JOEY: She had a little change of plans.
(Children emerge from various places in the alley, to ambush Kramer.)
KRAMER: What's going on? Hey, Timmy, Clara. That was some kind of workout we had tonight, huh?
GIRL: Now we finish it.
(Kramer tries to escape up the fire escape ladder, but the kids drag him down.)
KRAMER: Aah! Aah! Mama!
JERRY: (on the phone) Dad, I wouldn't eat anything you caught in that pond out in front of the condo.
JERRY: Uh, look, Elaine's here, I gotta get going. Oh, by the way, uh, I'm not getting married. Tell mom. Bye. (hangs up)
(The phone rings again expectedly. Jerry hangs up without answering.)
JERRY: So... did you stop by the dojo?
JERRY: How's your confidence level?

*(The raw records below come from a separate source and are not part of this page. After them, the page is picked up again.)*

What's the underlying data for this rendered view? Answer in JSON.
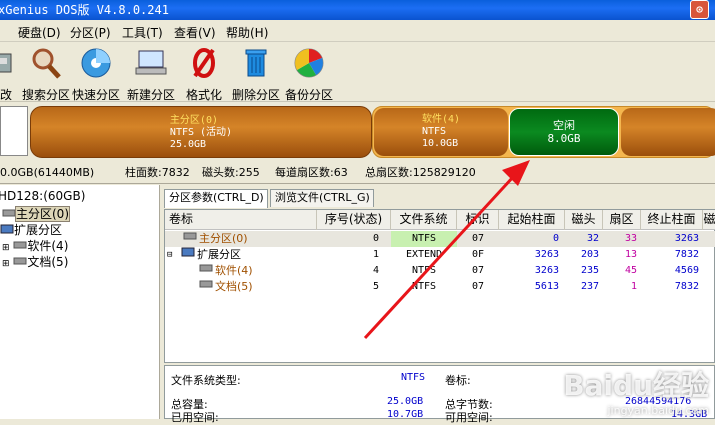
{
  "window": {
    "title": "xGenius DOS版 V4.8.0.241",
    "close_label": "⊙"
  },
  "menu": [
    "硬盘(D)",
    "分区(P)",
    "工具(T)",
    "查看(V)",
    "帮助(H)"
  ],
  "toolbar": [
    {
      "label": "更改",
      "icon": "disk-edit-icon"
    },
    {
      "label": "搜索分区",
      "icon": "magnifier-icon"
    },
    {
      "label": "快速分区",
      "icon": "disk-quick-icon"
    },
    {
      "label": "新建分区",
      "icon": "computer-new-icon"
    },
    {
      "label": "格式化",
      "icon": "format-icon"
    },
    {
      "label": "删除分区",
      "icon": "trash-icon"
    },
    {
      "label": "备份分区",
      "icon": "backup-icon"
    }
  ],
  "diskmap": {
    "main": {
      "name": "主分区(0)",
      "fs": "NTFS (活动)",
      "size": "25.0GB"
    },
    "sw": {
      "name": "软件(4)",
      "fs": "NTFS",
      "size": "10.0GB"
    },
    "free": {
      "name": "空闲",
      "size": "8.0GB"
    }
  },
  "info": {
    "capacity": "0.0GB(61440MB)",
    "cylinders": "柱面数:7832",
    "heads": "磁头数:255",
    "sectors_per_track": "每道扇区数:63",
    "total_sectors": "总扇区数:125829120"
  },
  "tree": {
    "disk": "HD128:(60GB)",
    "items": [
      "主分区(0)",
      "扩展分区",
      "软件(4)",
      "文档(5)"
    ]
  },
  "tabs": [
    "分区参数(CTRL_D)",
    "浏览文件(CTRL_G)"
  ],
  "columns": [
    "卷标",
    "序号(状态)",
    "文件系统",
    "标识",
    "起始柱面",
    "磁头",
    "扇区",
    "终止柱面",
    "磁"
  ],
  "rows": [
    {
      "label": "主分区(0)",
      "index": "0",
      "fs": "NTFS",
      "id": "07",
      "start_cyl": "0",
      "head": "32",
      "sector": "33",
      "end_cyl": "3263"
    },
    {
      "label": "扩展分区",
      "index": "1",
      "fs": "EXTEND",
      "id": "0F",
      "start_cyl": "3263",
      "head": "203",
      "sector": "13",
      "end_cyl": "7832"
    },
    {
      "label": "软件(4)",
      "index": "4",
      "fs": "NTFS",
      "id": "07",
      "start_cyl": "3263",
      "head": "235",
      "sector": "45",
      "end_cyl": "4569"
    },
    {
      "label": "文档(5)",
      "index": "5",
      "fs": "NTFS",
      "id": "07",
      "start_cyl": "5613",
      "head": "237",
      "sector": "1",
      "end_cyl": "7832"
    }
  ],
  "details": {
    "fs_type_label": "文件系统类型:",
    "fs_type_value": "NTFS",
    "volume_label": "卷标:",
    "total_capacity_label": "总容量:",
    "total_capacity_value": "25.0GB",
    "total_bytes_label": "总字节数:",
    "total_bytes_value": "26844594176",
    "used_label": "已用空间:",
    "used_value": "10.7GB",
    "free_label": "可用空间:",
    "free_value": "14.3GB"
  },
  "watermark": {
    "brand": "Baidu经验",
    "url": "jingyan.baidu.com"
  }
}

ELAINE: (raises her hand) Yo.
JERRY: All right, so what? You put out the catalog. How bad could it be?
(Elaine takes out the Urban Sombrero and puts it on.)
JERRY: What is that?
ELAINE: It's the Urban Sombrero. I put it on the cover.
JERRY: Well, nobody sees the... cover.
JERRY: What happened to you?
KRAMER: Whew! I got whooped. You should have seen the rage in their little eyes. And those tiny little fists of fury. Oh. (notices the Urban Sombrero) What is that?
JERRY: It's the new cover of the J. Peterman Catalog. It is Elaine's choice. Let's congratulate her.
KRAMER: Oh I see. (Elaine walks up to him) Woof!
ELAINE: (pointing a finger accusingly at Kramer) You! This is all your fault! You told me I could run the company!
KRAMER: Well, then I was way off!
ELAINE: Well, I'll see ya... (exits)
JERRY: Vaya con dios.
KRAMER: (with his forehead in his hands) Man, I gotta go lay down. You and George going out a little later?
JERRY: No, he's still stuck at the foundation.
KRAMER: You know, you oughta go down there and help him out. He's a widower.
JERRY: Widower? Wait a second. (goes to a notebook of his research)
WYCK: Okay, let's see. The beachhouse. 48 acres... ooh. Southampton. That should fetch a fair price.
GEORGE: Would I have had access to that?
WYCK: Of course, it would have been yours.
GEORGE: And now?
(Wyck turns to face him.)
GEORGE: (anticipating the answer) Not.
(phone rings. George eagerly answers it.)
JERRY: Hey, Georgie! I'm doing some research down at the coffee shop. Your story's the one.
GEORGE: My story?
JERRY: Yeah, your widower story's tested through the roof. (various patrons give the thumbs up in approval) When are you getting out of there?
GEORGE: Uh, excuse me, Wyck. Uh, are we, uh, almost done here?
WYCK: (chuckling) Oh, no, not even close.
GEORGE: (remorsefully) I can't go.
JERRY: What do you mean you can't go? There's two really girls sitting at the counter eating grilled cheese. Cheese, George! Cheese!
(George hangs up.)
WYCK: Okay, next item. Susan's doll collection. Estimated value: $2.6 million. What do you say we go through this doll by doll?
(George turns to the portrait of Susan in amazement.)